Russian President Vladimir Putin and Belarusian President Alexander Lukashenko have agreed to deepen bilateral ties amid economic sanctions by Western countries.
The two presidents chaired a meeting in the second largest Russian city of St. Petersburg on Monday.
Russia's presidential office has quoted Putin as saying that it is important for the two nations to closely cooperate in the world, "invariably rendering truly allied assistance to each other in conditions of unprecedented external pressure."
Lukashenko said that both countries will promote their common values.
The two leaders spent three straight days together, attending a memorial event for the victims of World War Two held on Saturday.
Meanwhile, Ukrainian President Volodymyr Zelenskyy referred to the US assistance to his country in an interview with the German public broadcaster ARD released on Sunday.
Asked about what will happen if the US stops its assistance, he said that there will be a deficit of weapons and finances in Ukraine, and the sanctions policy towards Russia may begin to crumble.

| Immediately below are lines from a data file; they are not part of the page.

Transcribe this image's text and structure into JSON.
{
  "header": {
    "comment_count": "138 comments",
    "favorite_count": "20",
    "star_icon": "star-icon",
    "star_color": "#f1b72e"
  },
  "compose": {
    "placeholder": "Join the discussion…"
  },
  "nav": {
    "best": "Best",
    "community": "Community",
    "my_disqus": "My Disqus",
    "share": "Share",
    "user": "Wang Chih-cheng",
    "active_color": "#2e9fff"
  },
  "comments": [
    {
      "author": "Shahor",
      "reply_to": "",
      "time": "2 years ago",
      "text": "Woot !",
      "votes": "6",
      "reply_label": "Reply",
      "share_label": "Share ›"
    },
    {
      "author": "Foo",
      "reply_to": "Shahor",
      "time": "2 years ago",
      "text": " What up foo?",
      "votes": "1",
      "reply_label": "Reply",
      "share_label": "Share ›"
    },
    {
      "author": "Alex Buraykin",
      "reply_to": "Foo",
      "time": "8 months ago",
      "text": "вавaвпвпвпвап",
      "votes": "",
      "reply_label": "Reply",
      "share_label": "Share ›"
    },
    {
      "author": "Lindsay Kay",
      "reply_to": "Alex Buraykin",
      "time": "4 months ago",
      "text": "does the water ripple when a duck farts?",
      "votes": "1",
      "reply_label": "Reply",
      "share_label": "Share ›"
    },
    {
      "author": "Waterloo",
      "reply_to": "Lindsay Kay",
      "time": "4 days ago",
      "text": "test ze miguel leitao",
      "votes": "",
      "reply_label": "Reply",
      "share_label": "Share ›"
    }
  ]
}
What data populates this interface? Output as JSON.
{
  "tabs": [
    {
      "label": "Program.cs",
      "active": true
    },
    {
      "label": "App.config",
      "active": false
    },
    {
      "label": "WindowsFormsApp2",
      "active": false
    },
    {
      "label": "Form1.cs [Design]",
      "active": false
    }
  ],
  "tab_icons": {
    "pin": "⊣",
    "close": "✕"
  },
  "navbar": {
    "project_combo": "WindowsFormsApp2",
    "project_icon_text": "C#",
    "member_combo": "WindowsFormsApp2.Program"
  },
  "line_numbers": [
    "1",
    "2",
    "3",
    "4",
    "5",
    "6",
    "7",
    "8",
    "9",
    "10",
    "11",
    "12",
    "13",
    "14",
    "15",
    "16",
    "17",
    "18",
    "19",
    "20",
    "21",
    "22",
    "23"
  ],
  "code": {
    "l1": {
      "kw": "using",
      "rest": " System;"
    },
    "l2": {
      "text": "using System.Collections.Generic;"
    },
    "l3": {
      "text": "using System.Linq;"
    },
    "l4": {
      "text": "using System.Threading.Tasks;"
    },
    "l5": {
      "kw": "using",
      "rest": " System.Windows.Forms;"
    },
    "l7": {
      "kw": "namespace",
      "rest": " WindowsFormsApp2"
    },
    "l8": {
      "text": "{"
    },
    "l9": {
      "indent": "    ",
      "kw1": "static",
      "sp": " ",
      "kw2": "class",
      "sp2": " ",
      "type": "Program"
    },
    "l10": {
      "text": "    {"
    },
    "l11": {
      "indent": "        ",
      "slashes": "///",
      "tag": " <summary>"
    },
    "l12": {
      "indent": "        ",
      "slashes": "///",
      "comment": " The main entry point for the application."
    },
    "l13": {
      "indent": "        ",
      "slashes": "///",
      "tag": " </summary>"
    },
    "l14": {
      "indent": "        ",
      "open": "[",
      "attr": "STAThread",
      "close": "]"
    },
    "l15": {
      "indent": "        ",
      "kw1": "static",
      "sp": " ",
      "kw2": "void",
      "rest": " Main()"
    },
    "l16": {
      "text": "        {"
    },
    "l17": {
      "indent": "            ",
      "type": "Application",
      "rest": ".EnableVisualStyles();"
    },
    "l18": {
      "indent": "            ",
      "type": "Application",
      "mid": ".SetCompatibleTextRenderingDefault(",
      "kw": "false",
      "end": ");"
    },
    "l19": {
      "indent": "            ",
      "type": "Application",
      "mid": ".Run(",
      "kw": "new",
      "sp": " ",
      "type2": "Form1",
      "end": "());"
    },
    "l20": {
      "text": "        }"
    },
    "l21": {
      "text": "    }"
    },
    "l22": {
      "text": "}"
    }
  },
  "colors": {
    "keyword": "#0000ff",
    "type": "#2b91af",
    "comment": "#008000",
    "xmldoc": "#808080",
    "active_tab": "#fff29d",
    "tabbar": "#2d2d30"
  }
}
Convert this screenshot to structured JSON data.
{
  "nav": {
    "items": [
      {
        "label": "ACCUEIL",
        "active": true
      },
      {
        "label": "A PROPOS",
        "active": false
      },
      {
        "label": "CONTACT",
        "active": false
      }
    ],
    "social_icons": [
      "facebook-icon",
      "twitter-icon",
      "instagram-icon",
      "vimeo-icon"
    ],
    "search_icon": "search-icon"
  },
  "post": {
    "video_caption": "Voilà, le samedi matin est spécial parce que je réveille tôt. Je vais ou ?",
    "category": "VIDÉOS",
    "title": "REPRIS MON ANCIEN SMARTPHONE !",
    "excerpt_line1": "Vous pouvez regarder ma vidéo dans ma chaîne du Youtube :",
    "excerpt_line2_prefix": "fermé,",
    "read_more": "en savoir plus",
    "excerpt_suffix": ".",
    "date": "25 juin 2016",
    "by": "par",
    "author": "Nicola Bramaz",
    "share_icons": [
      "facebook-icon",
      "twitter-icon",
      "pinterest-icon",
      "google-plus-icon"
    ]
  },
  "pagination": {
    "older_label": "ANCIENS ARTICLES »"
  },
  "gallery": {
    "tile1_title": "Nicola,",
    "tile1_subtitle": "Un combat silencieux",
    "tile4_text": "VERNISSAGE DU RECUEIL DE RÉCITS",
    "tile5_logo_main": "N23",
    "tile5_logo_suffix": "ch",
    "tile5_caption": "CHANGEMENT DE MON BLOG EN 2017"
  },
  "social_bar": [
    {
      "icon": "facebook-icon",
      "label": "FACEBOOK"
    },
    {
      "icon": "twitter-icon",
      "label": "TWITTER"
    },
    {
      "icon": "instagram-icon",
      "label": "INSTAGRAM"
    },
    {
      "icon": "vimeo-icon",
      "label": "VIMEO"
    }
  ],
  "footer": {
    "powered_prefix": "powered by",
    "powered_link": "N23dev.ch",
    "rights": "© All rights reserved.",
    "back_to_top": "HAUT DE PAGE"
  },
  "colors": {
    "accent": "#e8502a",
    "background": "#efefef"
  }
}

The United States, which is Ukraine's biggest backer, faces a stalemate in Congress over an emergency spending bill to continue military assistance to Ukraine.
Former President Donald Trump, who is the frontrunner in the Republican presidential nomination race, has expressed disapproval of the US support to Kyiv.
Zelenskyy stressed the importance of the US assistance, noting that Europe alone cannot support Ukraine.